Happy Holidays from the New Hampshire Division of Economic Development! We had a lively 2015 with some great successes and we’re looking forward to working with all our partners in 2016.

Carmen Lorentz, director

Christopher Way, deputy director

Lorna Colquhoun, communications director

Carol Miller, broadband and technology director

Business Development

  • Michael Bergeron
  • Cindy Harrington
  • Bridgett Beckwith

Business Resources

  • Deb Avery
  • Justin Avery
  • Gary Chabot
  • Beno Lamontagne
  • Dianne O’Neil

Government Contracting

  • Dave Pease, program manager
  • Amanda Duquette

Office of International Commerce

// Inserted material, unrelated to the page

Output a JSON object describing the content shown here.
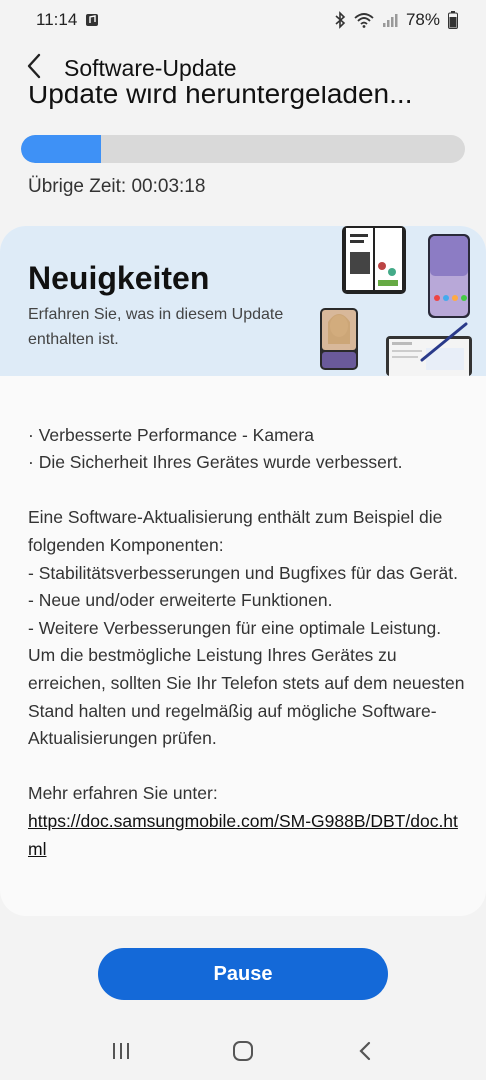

  • Tina Kasim, program manager
  • Nathaniel Nelson
  • Rachel Adams